Despite huge interest in the subject, encouraged by the film starring Steve McQueen, the tunnel remained undisturbed over the decades because it was behind the Iron Curtain and the Soviet authorities had no interest in its significance.
Many of the bed boards which had been joined together to stop it collapsing were still in position.
And the ventilation shaft, ingeniously crafted from used powdered milk containers known as Klim Tins, remained in working order.
Scattered throughout the tunnel, which is 30ft below ground, were bits of old metal buckets, hammers and crowbars which were used to hollow out the route.
A total of 600 prisoners worked on three tunnels at the same time. They were nicknamed Tom, Dick and Harry and were just 2 ft square for most of their length.

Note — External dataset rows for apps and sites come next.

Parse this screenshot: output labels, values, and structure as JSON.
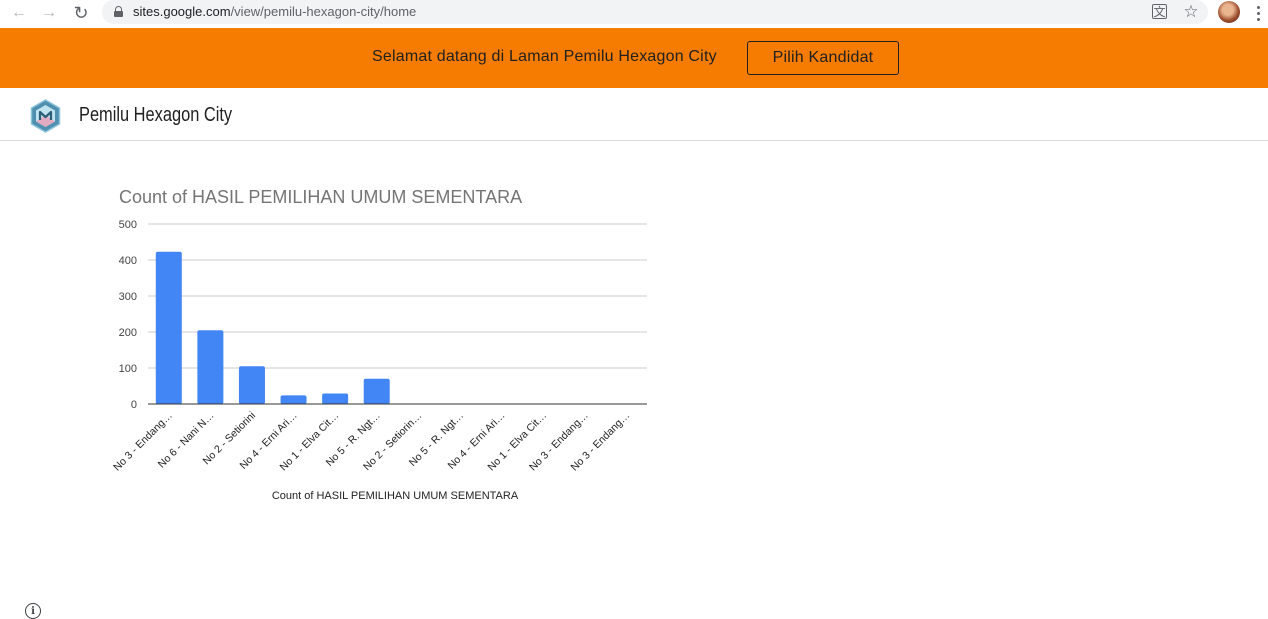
{
  "browser": {
    "url_host": "sites.google.com",
    "url_path": "/view/pemilu-hexagon-city/home",
    "back_icon": "←",
    "forward_icon": "→",
    "reload_icon": "↻",
    "translate_icon": "文",
    "star_icon": "☆"
  },
  "banner": {
    "text": "Selamat datang di Laman Pemilu Hexagon City",
    "button_label": "Pilih Kandidat",
    "color": "#f57c00"
  },
  "site": {
    "title": "Pemilu Hexagon City"
  },
  "chart_data": {
    "type": "bar",
    "title": "Count of HASIL PEMILIHAN UMUM SEMENTARA",
    "xlabel": "Count of HASIL PEMILIHAN UMUM SEMENTARA",
    "ylabel": "",
    "ylim": [
      0,
      500
    ],
    "yticks": [
      0,
      100,
      200,
      300,
      400,
      500
    ],
    "bar_color": "#4285f4",
    "grid": true,
    "categories": [
      "No 3 - Endang…",
      "No 6 - Nani N…",
      "No 2 - Setiorini",
      "No 4 - Erni Ari…",
      "No 1 - Elva Cit…",
      "No 5 - R. Ngt…",
      "No 2 - Setiorin…",
      "No 5 - R. Ngt…",
      "No 4 - Erni Ari…",
      "No 1 - Elva Cit…",
      "No 3 - Endang…",
      "No 3 - Endang…"
    ],
    "values": [
      423,
      205,
      105,
      24,
      29,
      70,
      1,
      1,
      1,
      1,
      1,
      1
    ]
  }
}
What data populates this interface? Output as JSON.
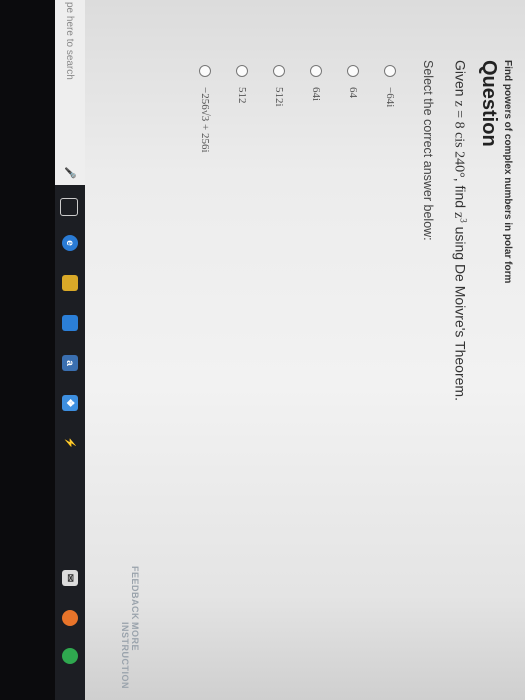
{
  "breadcrumb": "Find powers of complex numbers in polar form",
  "question_heading": "Question",
  "question": {
    "prefix": "Given ",
    "z_expr": "z = 8 cis 240°",
    "mid": ", find ",
    "z3": "z",
    "exp": "3",
    "suffix": " using De Moivre's Theorem."
  },
  "instruction": "Select the correct answer below:",
  "choices": [
    "−64i",
    "64",
    "64i",
    "512i",
    "512",
    "−256√3 + 256i"
  ],
  "links": {
    "feedback": "FEEDBACK",
    "more_instruction": "MORE INSTRUCTION"
  },
  "taskbar": {
    "search_placeholder": "pe here to search",
    "icons": [
      "mic-icon",
      "task-view-icon",
      "edge-icon",
      "file-explorer-icon",
      "store-icon",
      "amazon-icon",
      "dropbox-icon",
      "winamp-icon",
      "mail-icon",
      "firefox-icon",
      "chrome-icon"
    ]
  },
  "colors": {
    "radio_border": "#777777",
    "taskbar": "#1c1e23",
    "edge": "#2a7bd4",
    "explorer": "#d9a928",
    "store": "#2b7fd8",
    "amazon": "#3a6fb0",
    "dropbox": "#3d8fe0"
  }
}
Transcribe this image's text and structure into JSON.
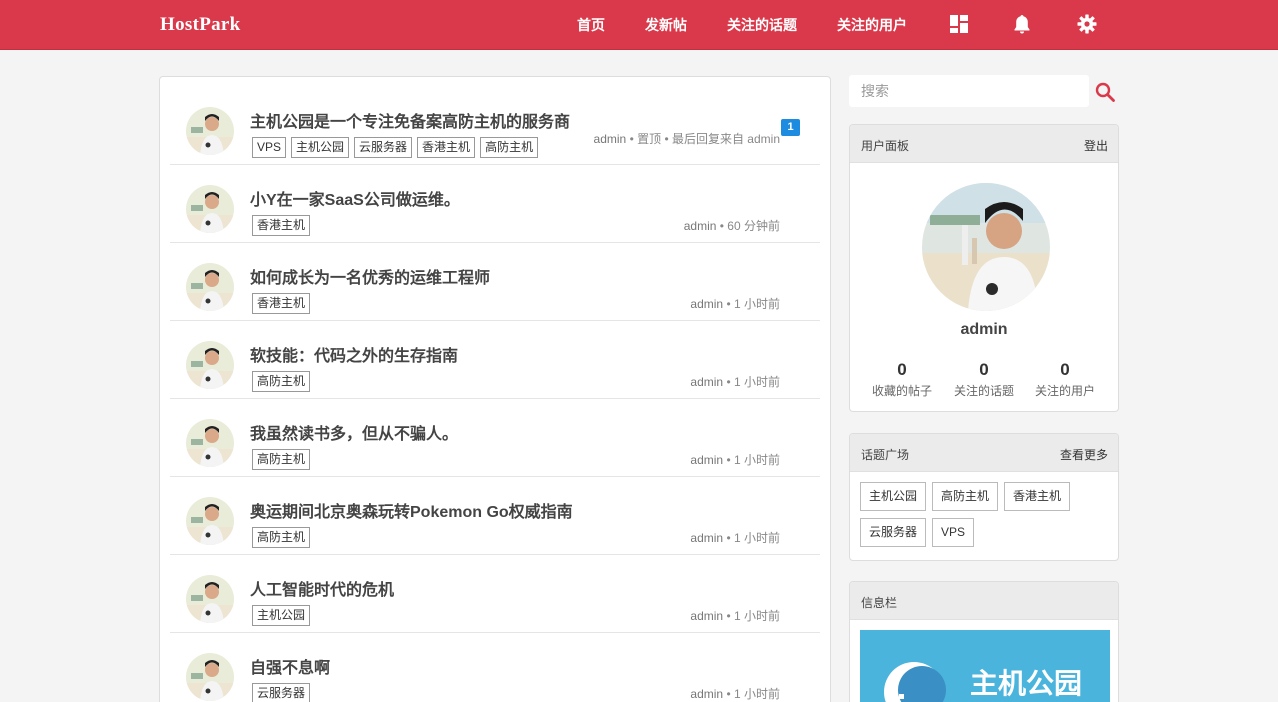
{
  "header": {
    "brand": "HostPark",
    "nav": [
      "首页",
      "发新帖",
      "关注的话题",
      "关注的用户"
    ],
    "icons": [
      "dashboard-icon",
      "bell-icon",
      "gear-icon"
    ],
    "accent": "#d9394a"
  },
  "topics": [
    {
      "title": "主机公园是一个专注免备案高防主机的服务商",
      "tags": [
        "VPS",
        "主机公园",
        "云服务器",
        "香港主机",
        "高防主机"
      ],
      "author": "admin",
      "info": " • 置顶 • 最后回复来自 admin",
      "badge": "1"
    },
    {
      "title": "小Y在一家SaaS公司做运维。",
      "tags": [
        "香港主机"
      ],
      "author": "admin",
      "info": " • 60 分钟前"
    },
    {
      "title": "如何成长为一名优秀的运维工程师",
      "tags": [
        "香港主机"
      ],
      "author": "admin",
      "info": " • 1 小时前"
    },
    {
      "title": "软技能：代码之外的生存指南",
      "tags": [
        "高防主机"
      ],
      "author": "admin",
      "info": " • 1 小时前"
    },
    {
      "title": "我虽然读书多，但从不骗人。",
      "tags": [
        "高防主机"
      ],
      "author": "admin",
      "info": " • 1 小时前"
    },
    {
      "title": "奥运期间北京奥森玩转Pokemon Go权威指南",
      "tags": [
        "高防主机"
      ],
      "author": "admin",
      "info": " • 1 小时前"
    },
    {
      "title": "人工智能时代的危机",
      "tags": [
        "主机公园"
      ],
      "author": "admin",
      "info": " • 1 小时前"
    },
    {
      "title": "自强不息啊",
      "tags": [
        "云服务器"
      ],
      "author": "admin",
      "info": " • 1 小时前"
    }
  ],
  "sidebar": {
    "search_placeholder": "搜索",
    "user_panel": {
      "title": "用户面板",
      "logout": "登出",
      "username": "admin",
      "stats": [
        {
          "value": "0",
          "label": "收藏的帖子"
        },
        {
          "value": "0",
          "label": "关注的话题"
        },
        {
          "value": "0",
          "label": "关注的用户"
        }
      ]
    },
    "topic_square": {
      "title": "话题广场",
      "more": "查看更多",
      "tags": [
        "主机公园",
        "高防主机",
        "香港主机",
        "云服务器",
        "VPS"
      ]
    },
    "info_panel": {
      "title": "信息栏",
      "banner_text": "主机公园"
    }
  }
}
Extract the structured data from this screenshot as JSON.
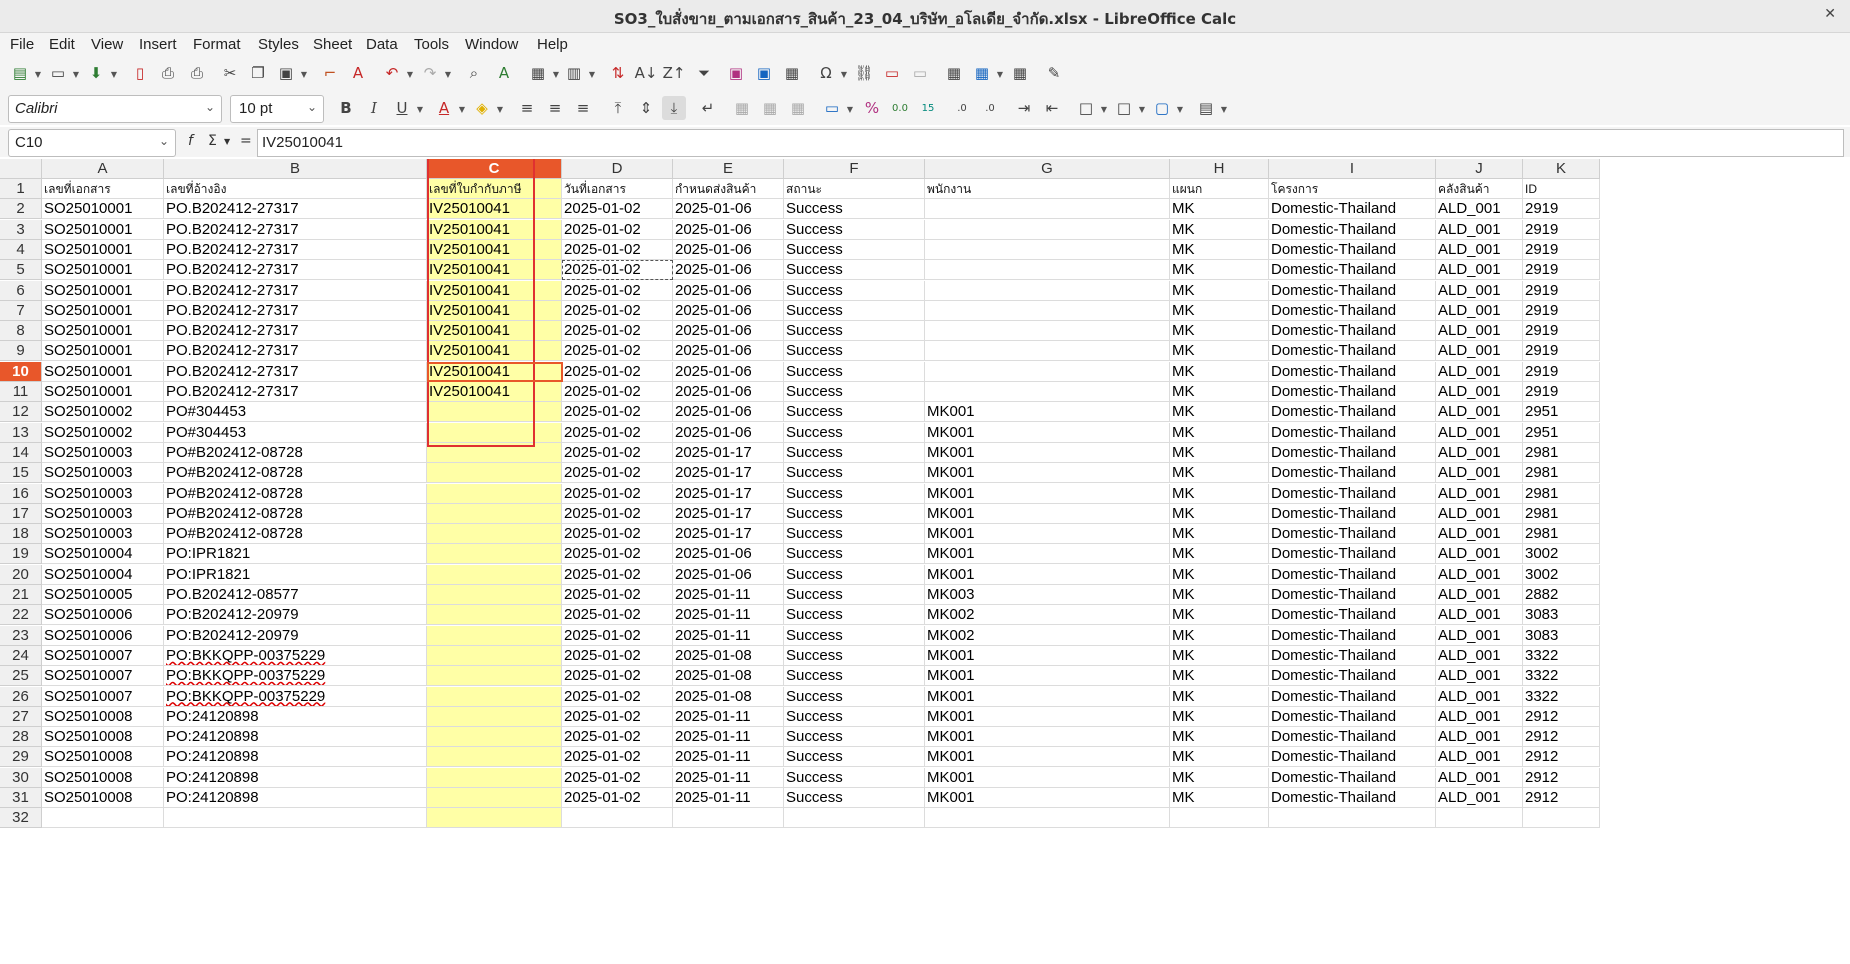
{
  "window": {
    "title": "SO3_ใบสั่งขาย_ตามเอกสาร_สินค้า_23_04_บริษัท_อโลเดีย_จำกัด.xlsx - LibreOffice Calc"
  },
  "menu": [
    "File",
    "Edit",
    "View",
    "Insert",
    "Format",
    "Styles",
    "Sheet",
    "Data",
    "Tools",
    "Window",
    "Help"
  ],
  "format_bar": {
    "font_name": "Calibri",
    "font_size": "10 pt"
  },
  "formula_bar": {
    "cell_ref": "C10",
    "fx_label": "f",
    "sum_label": "Σ",
    "equals_label": "=",
    "content": "IV25010041"
  },
  "sheet": {
    "columns": [
      "A",
      "B",
      "C",
      "D",
      "E",
      "F",
      "G",
      "H",
      "I",
      "J",
      "K"
    ],
    "selected_column": "C",
    "selected_row": 10,
    "header_row": [
      "เลขที่เอกสาร",
      "เลขที่อ้างอิง",
      "เลขที่ใบกำกับภาษี",
      "วันที่เอกสาร",
      "กำหนดส่งสินค้า",
      "สถานะ",
      "พนักงาน",
      "แผนก",
      "โครงการ",
      "คลังสินค้า",
      "ID"
    ],
    "rows": [
      [
        "SO25010001",
        "PO.B202412-27317",
        "IV25010041",
        "2025-01-02",
        "2025-01-06",
        "Success",
        "",
        "MK",
        "Domestic-Thailand",
        "ALD_001",
        "2919"
      ],
      [
        "SO25010001",
        "PO.B202412-27317",
        "IV25010041",
        "2025-01-02",
        "2025-01-06",
        "Success",
        "",
        "MK",
        "Domestic-Thailand",
        "ALD_001",
        "2919"
      ],
      [
        "SO25010001",
        "PO.B202412-27317",
        "IV25010041",
        "2025-01-02",
        "2025-01-06",
        "Success",
        "",
        "MK",
        "Domestic-Thailand",
        "ALD_001",
        "2919"
      ],
      [
        "SO25010001",
        "PO.B202412-27317",
        "IV25010041",
        "2025-01-02",
        "2025-01-06",
        "Success",
        "",
        "MK",
        "Domestic-Thailand",
        "ALD_001",
        "2919"
      ],
      [
        "SO25010001",
        "PO.B202412-27317",
        "IV25010041",
        "2025-01-02",
        "2025-01-06",
        "Success",
        "",
        "MK",
        "Domestic-Thailand",
        "ALD_001",
        "2919"
      ],
      [
        "SO25010001",
        "PO.B202412-27317",
        "IV25010041",
        "2025-01-02",
        "2025-01-06",
        "Success",
        "",
        "MK",
        "Domestic-Thailand",
        "ALD_001",
        "2919"
      ],
      [
        "SO25010001",
        "PO.B202412-27317",
        "IV25010041",
        "2025-01-02",
        "2025-01-06",
        "Success",
        "",
        "MK",
        "Domestic-Thailand",
        "ALD_001",
        "2919"
      ],
      [
        "SO25010001",
        "PO.B202412-27317",
        "IV25010041",
        "2025-01-02",
        "2025-01-06",
        "Success",
        "",
        "MK",
        "Domestic-Thailand",
        "ALD_001",
        "2919"
      ],
      [
        "SO25010001",
        "PO.B202412-27317",
        "IV25010041",
        "2025-01-02",
        "2025-01-06",
        "Success",
        "",
        "MK",
        "Domestic-Thailand",
        "ALD_001",
        "2919"
      ],
      [
        "SO25010001",
        "PO.B202412-27317",
        "IV25010041",
        "2025-01-02",
        "2025-01-06",
        "Success",
        "",
        "MK",
        "Domestic-Thailand",
        "ALD_001",
        "2919"
      ],
      [
        "SO25010002",
        "PO#304453",
        "",
        "2025-01-02",
        "2025-01-06",
        "Success",
        "MK001",
        "MK",
        "Domestic-Thailand",
        "ALD_001",
        "2951"
      ],
      [
        "SO25010002",
        "PO#304453",
        "",
        "2025-01-02",
        "2025-01-06",
        "Success",
        "MK001",
        "MK",
        "Domestic-Thailand",
        "ALD_001",
        "2951"
      ],
      [
        "SO25010003",
        "PO#B202412-08728",
        "",
        "2025-01-02",
        "2025-01-17",
        "Success",
        "MK001",
        "MK",
        "Domestic-Thailand",
        "ALD_001",
        "2981"
      ],
      [
        "SO25010003",
        "PO#B202412-08728",
        "",
        "2025-01-02",
        "2025-01-17",
        "Success",
        "MK001",
        "MK",
        "Domestic-Thailand",
        "ALD_001",
        "2981"
      ],
      [
        "SO25010003",
        "PO#B202412-08728",
        "",
        "2025-01-02",
        "2025-01-17",
        "Success",
        "MK001",
        "MK",
        "Domestic-Thailand",
        "ALD_001",
        "2981"
      ],
      [
        "SO25010003",
        "PO#B202412-08728",
        "",
        "2025-01-02",
        "2025-01-17",
        "Success",
        "MK001",
        "MK",
        "Domestic-Thailand",
        "ALD_001",
        "2981"
      ],
      [
        "SO25010003",
        "PO#B202412-08728",
        "",
        "2025-01-02",
        "2025-01-17",
        "Success",
        "MK001",
        "MK",
        "Domestic-Thailand",
        "ALD_001",
        "2981"
      ],
      [
        "SO25010004",
        "PO:IPR1821",
        "",
        "2025-01-02",
        "2025-01-06",
        "Success",
        "MK001",
        "MK",
        "Domestic-Thailand",
        "ALD_001",
        "3002"
      ],
      [
        "SO25010004",
        "PO:IPR1821",
        "",
        "2025-01-02",
        "2025-01-06",
        "Success",
        "MK001",
        "MK",
        "Domestic-Thailand",
        "ALD_001",
        "3002"
      ],
      [
        "SO25010005",
        "PO.B202412-08577",
        "",
        "2025-01-02",
        "2025-01-11",
        "Success",
        "MK003",
        "MK",
        "Domestic-Thailand",
        "ALD_001",
        "2882"
      ],
      [
        "SO25010006",
        "PO:B202412-20979",
        "",
        "2025-01-02",
        "2025-01-11",
        "Success",
        "MK002",
        "MK",
        "Domestic-Thailand",
        "ALD_001",
        "3083"
      ],
      [
        "SO25010006",
        "PO:B202412-20979",
        "",
        "2025-01-02",
        "2025-01-11",
        "Success",
        "MK002",
        "MK",
        "Domestic-Thailand",
        "ALD_001",
        "3083"
      ],
      [
        "SO25010007",
        "PO:BKKQPP-00375229",
        "",
        "2025-01-02",
        "2025-01-08",
        "Success",
        "MK001",
        "MK",
        "Domestic-Thailand",
        "ALD_001",
        "3322"
      ],
      [
        "SO25010007",
        "PO:BKKQPP-00375229",
        "",
        "2025-01-02",
        "2025-01-08",
        "Success",
        "MK001",
        "MK",
        "Domestic-Thailand",
        "ALD_001",
        "3322"
      ],
      [
        "SO25010007",
        "PO:BKKQPP-00375229",
        "",
        "2025-01-02",
        "2025-01-08",
        "Success",
        "MK001",
        "MK",
        "Domestic-Thailand",
        "ALD_001",
        "3322"
      ],
      [
        "SO25010008",
        "PO:24120898",
        "",
        "2025-01-02",
        "2025-01-11",
        "Success",
        "MK001",
        "MK",
        "Domestic-Thailand",
        "ALD_001",
        "2912"
      ],
      [
        "SO25010008",
        "PO:24120898",
        "",
        "2025-01-02",
        "2025-01-11",
        "Success",
        "MK001",
        "MK",
        "Domestic-Thailand",
        "ALD_001",
        "2912"
      ],
      [
        "SO25010008",
        "PO:24120898",
        "",
        "2025-01-02",
        "2025-01-11",
        "Success",
        "MK001",
        "MK",
        "Domestic-Thailand",
        "ALD_001",
        "2912"
      ],
      [
        "SO25010008",
        "PO:24120898",
        "",
        "2025-01-02",
        "2025-01-11",
        "Success",
        "MK001",
        "MK",
        "Domestic-Thailand",
        "ALD_001",
        "2912"
      ],
      [
        "SO25010008",
        "PO:24120898",
        "",
        "2025-01-02",
        "2025-01-11",
        "Success",
        "MK001",
        "MK",
        "Domestic-Thailand",
        "ALD_001",
        "2912"
      ]
    ]
  },
  "colors": {
    "selection_header": "#e8572a",
    "column_highlight": "#ffffa6",
    "annotation_box": "#e03030"
  }
}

It was on the night of March 24 and 25, 1944, that 76 Allied airmen escaped through Harry.
Barely a third of the 200 prisoners - many in fake German uniforms and civilian outfits and carrying false identity papers - who were meant to slip away managed to leave before the alarm was raised when escapee number 77 was spotted.
Only three made it back to Britain. Another 50 were executed by firing squad on the orders of Adolf Hitler, who was furious after learning of the breach of security.
In all, 90 boards from bunk beds, 62 tables, 34 chairs and 76 benches, as well as thousands of items including knives, spoons, forks, towels and blankets, were squirrelled away by the Allied prisoners to aid the escape plan under the noses of their captors.
Although the Hollywood movie suggested otherwise, NO Americans were involved in the operation.
Most were British, and the others were from Canada , (all the tunnellers were Canadian personnel with backgrounds in mining) Poland, New Zealand, Australia and South Africa.
The latest dig, over three weeks in August, located the entrance to Harry, which was originally concealed under a stove in Hut 104.
The team also found another tunnel, called George, whose exact position had not been charted. It was never used as the 2,000 prisoners were forced to march to other camps as the Red Army approached in January 1945.
Watching the excavation was Gordie King, 91, an RAF radio operator, who was 140th in line to use Harry and therefore missed out.